:: WHAT IS NEEDED ::
Would you please copy each line below that includes the string "screenshot"?

##### STORED DATA #####

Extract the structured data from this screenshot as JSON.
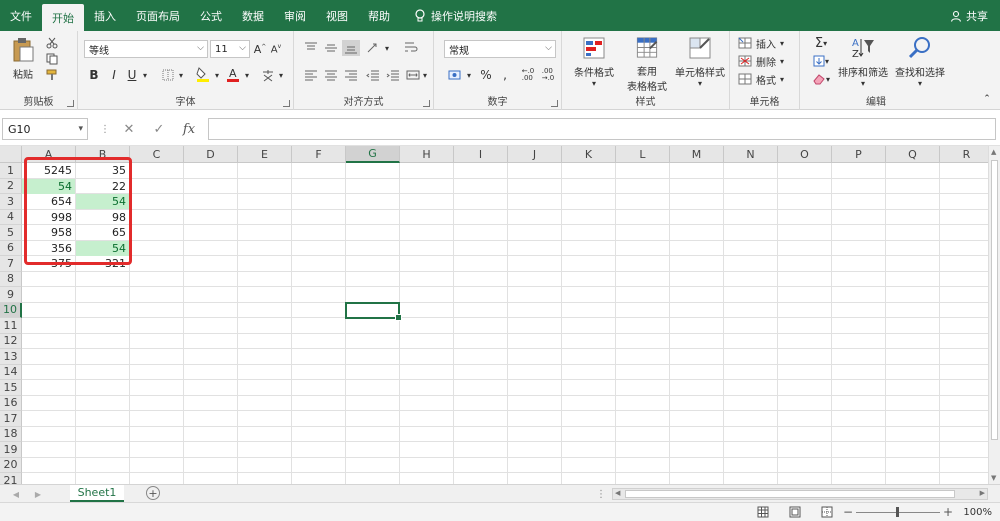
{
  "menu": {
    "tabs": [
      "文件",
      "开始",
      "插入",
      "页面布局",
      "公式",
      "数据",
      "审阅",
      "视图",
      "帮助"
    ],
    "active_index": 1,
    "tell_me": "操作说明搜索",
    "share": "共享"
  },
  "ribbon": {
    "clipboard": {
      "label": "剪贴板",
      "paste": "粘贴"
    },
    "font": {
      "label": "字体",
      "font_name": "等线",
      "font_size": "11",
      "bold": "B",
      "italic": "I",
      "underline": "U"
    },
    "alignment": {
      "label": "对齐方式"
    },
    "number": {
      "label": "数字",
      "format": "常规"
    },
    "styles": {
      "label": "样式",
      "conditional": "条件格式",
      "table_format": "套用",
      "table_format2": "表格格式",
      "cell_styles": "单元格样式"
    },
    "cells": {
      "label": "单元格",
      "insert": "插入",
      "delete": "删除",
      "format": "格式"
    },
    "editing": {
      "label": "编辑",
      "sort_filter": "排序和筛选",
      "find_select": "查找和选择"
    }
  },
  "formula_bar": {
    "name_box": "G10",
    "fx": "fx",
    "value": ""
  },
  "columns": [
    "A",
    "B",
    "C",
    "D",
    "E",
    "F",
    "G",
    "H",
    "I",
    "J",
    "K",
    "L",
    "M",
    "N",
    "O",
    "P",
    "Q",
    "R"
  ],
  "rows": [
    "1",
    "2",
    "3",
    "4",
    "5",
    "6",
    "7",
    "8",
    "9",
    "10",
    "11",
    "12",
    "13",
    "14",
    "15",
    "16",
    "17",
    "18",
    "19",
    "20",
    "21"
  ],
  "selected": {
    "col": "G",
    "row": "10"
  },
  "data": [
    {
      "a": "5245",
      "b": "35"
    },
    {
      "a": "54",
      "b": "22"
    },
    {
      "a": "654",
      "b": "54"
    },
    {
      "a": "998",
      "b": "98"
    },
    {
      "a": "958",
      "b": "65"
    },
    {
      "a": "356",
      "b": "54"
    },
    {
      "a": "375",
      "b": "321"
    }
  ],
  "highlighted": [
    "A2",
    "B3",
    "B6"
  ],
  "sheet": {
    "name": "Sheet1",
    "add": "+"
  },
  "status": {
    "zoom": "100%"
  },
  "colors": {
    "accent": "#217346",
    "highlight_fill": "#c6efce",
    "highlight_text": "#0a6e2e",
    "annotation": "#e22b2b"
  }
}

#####
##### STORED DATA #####

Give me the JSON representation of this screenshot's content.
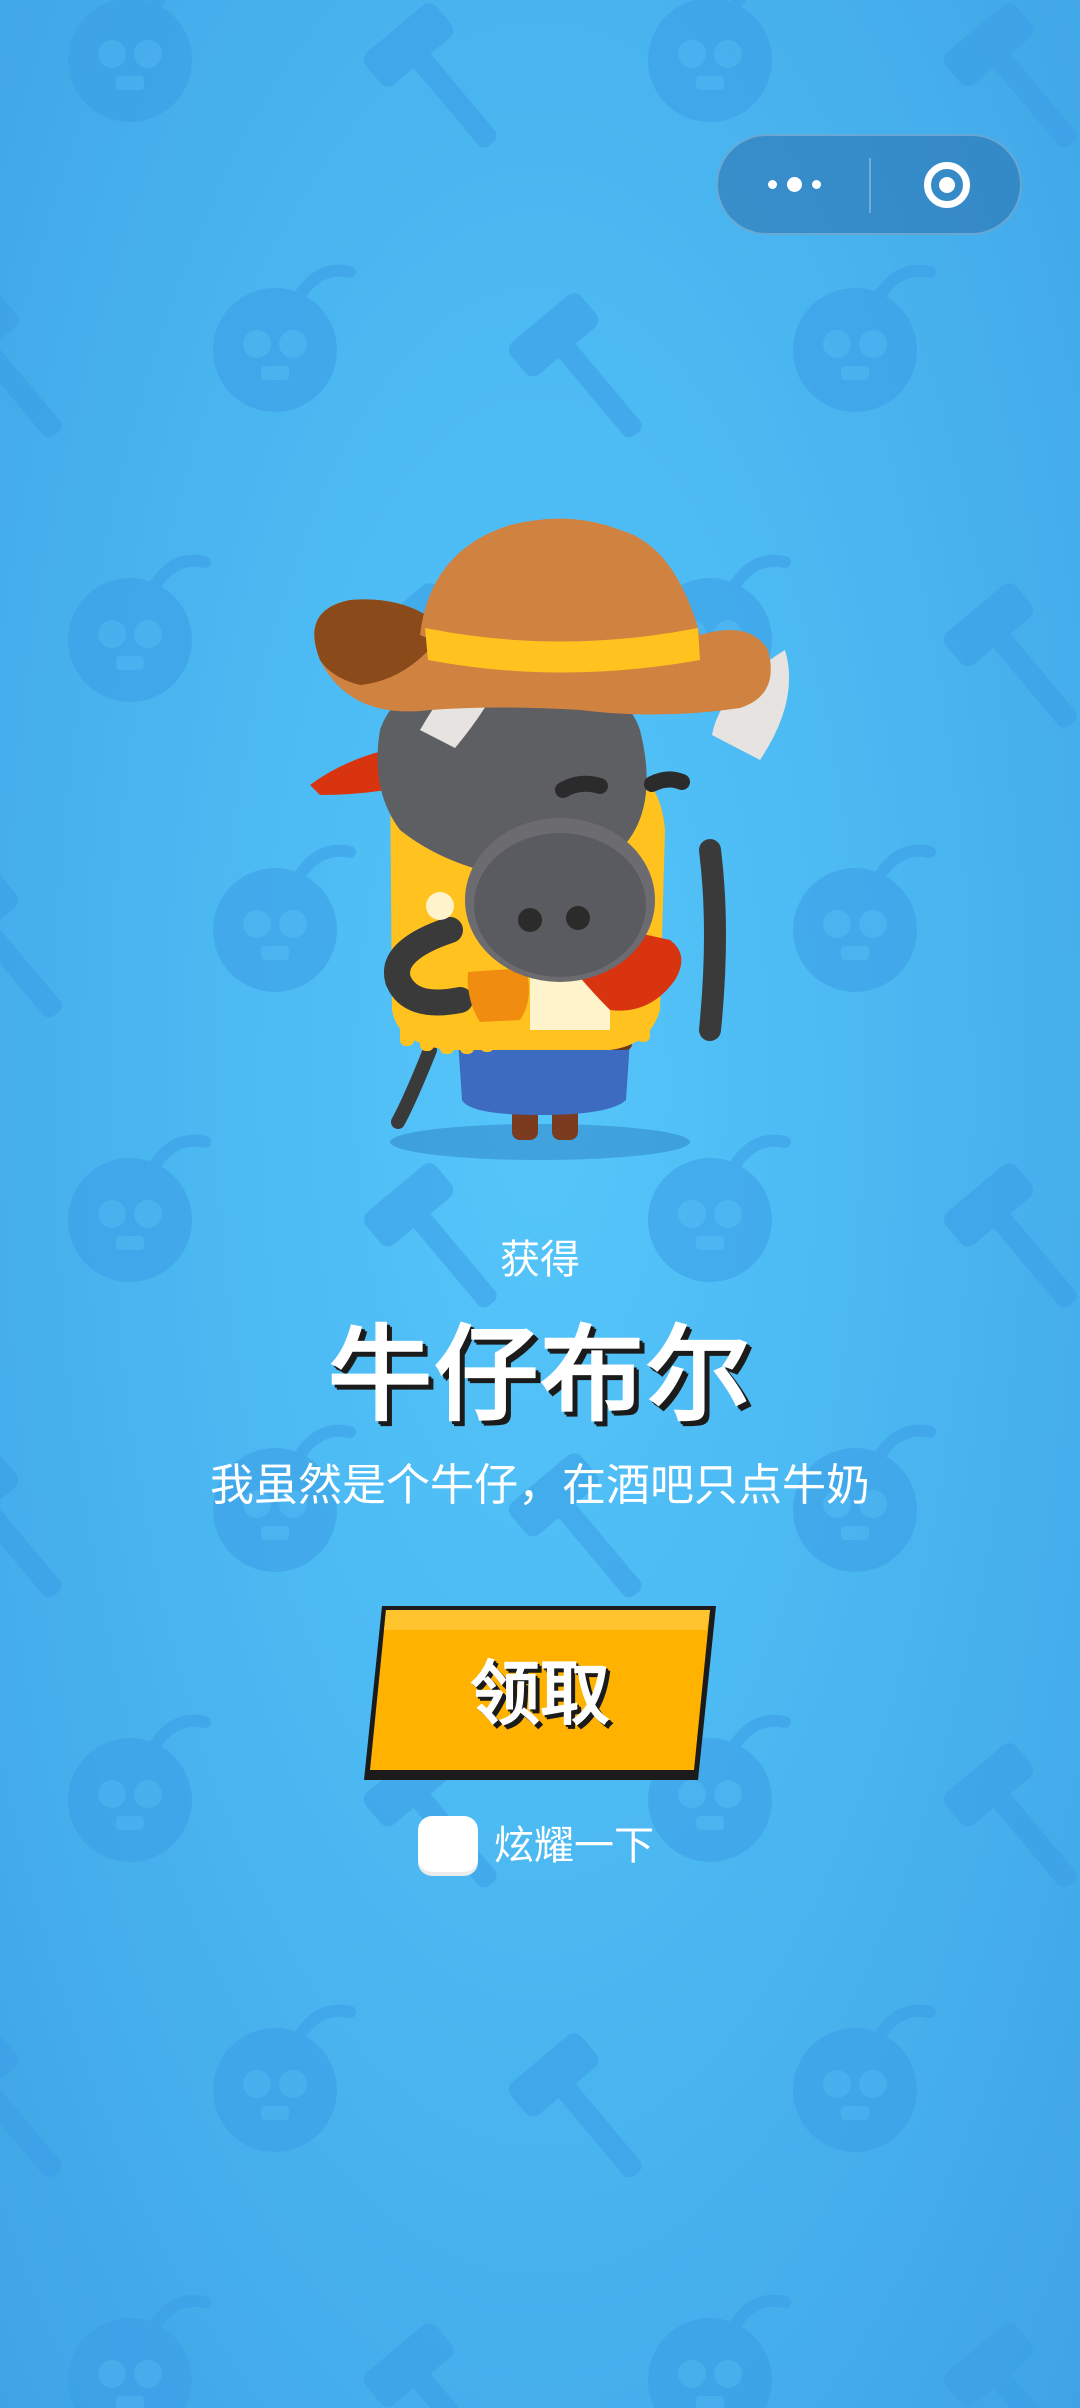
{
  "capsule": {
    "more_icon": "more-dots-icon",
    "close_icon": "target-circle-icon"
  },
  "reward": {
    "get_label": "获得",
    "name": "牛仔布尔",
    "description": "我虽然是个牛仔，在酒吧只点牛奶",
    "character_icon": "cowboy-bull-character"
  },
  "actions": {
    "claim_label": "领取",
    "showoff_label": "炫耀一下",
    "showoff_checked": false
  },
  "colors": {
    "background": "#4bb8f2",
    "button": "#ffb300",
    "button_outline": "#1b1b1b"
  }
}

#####

:: RESPONSE AREA ::
Extract the structured data from this screenshot as JSON.
Give me the JSON representation of this screenshot's content.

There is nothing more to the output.